Major US companies have told Minister for Finance Paschal Donohoe that Ireland would be unwise to stay out of a global tax deal if agreement is finally settled on taxing business profits around the world.
The intervention by the American Chamber of Commerce in Ireland comes as the Minister faces international pressure to accept OECD proposals for a global corporation tax rate of “at least” 15 per cent.
The plan is highly problematic for Mr Donohoe because of his insistence for years on defending the Irish 12.5 per cent rate that has long been a source of friction with Europe.
He will today meet the European Commission’s economic chief Paolo Gentiloni, who will pitch that Ireland will still be able to compete on tax even after such a deal is transposed into EU law.
“We will not put an end to tax competition. We will keep huge differences among European member states, and in the global arena. But the idea is to have a stable global framework, predictable and fair,” he told The Irish Times ahead of his visit to Dublin.
“This competitiveness … is not only connected to this difference in minimum taxation, that will in any case remain. It is also connected to achievements that the country reached in terms of skills, education, university, business environment.”
He added: “It’s not based on two percentage points of this-or-that rate.”
Submission to Donohoe
The chamber, which represents all major US groups in the State, said that if a “detailed international tax agreement is reached” it did not believe that “staying outside” of it would be “in Ireland’s best interests”.
Its views were set out in a submission in recent days to Mr Donohoe, seen by The Irish Times, as part of a public consultation on tax policy.
After months of informal discussion behind the scenes between the Government and corporate leaders, the paper comes as business faces up to the potential loss of the 12.5 per cent rate after world powers backed the OECD plan.
The American chamber’s views are significant because it claims 700-800 members, with a board including directors from tech giants Facebook, Google and Intel, financial services groups JP Morgan and Northern Trust and pharmaceutical groups Pfizer and Johnson & Johnson. Some 180,000 Irish jobs are directly attributed to US investment and 140,000 indirect jobs.
Ireland is one of only a handful of countries holding out against the OECD proposals, as Mr Donohoe awaits clarity on whether the US Congress accepts the plan before deciding whether to move.
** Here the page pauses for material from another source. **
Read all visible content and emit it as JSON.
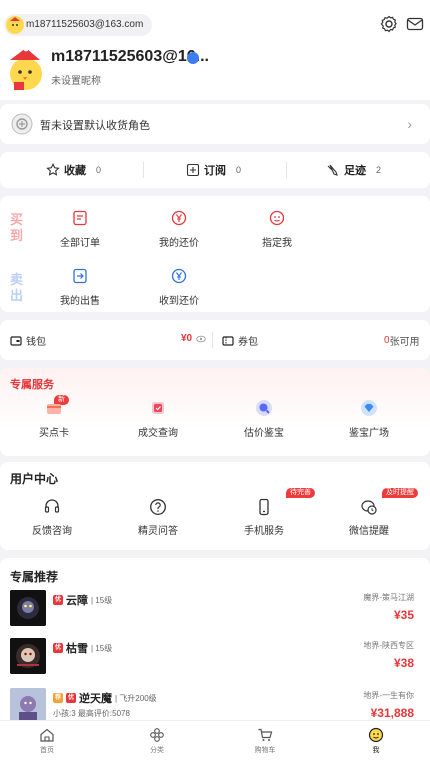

Aligning with US
A key Irish priority at this point is to pursue alignment with the US if the OECD initiative goes ahead.
With little certainty over the plan’s fate in Washington, however, Mr Donohoe wants to avoid the risk of accepting the OECD proposals only to see them fall apart in the US Congress. That would leave him open to pressure from Brussels to dismantle the 12.5 per cent regime without US alignment.
Mr Donohoe is also campaigning to remove the proposal for a rate of “at least” 15 per cent, fearing that it would prompt the European Commission to push for a higher rate – at an uncertain level – to be applied throughout the EU.
The American Chamber supported Mr Donohoe’s stance,saying it was “sensible” given the absence of detail on matters such as what a minimum rate would be. “An ideal outcome for global trade and business is a global agreement which gives certainty to companies and countries,” it said.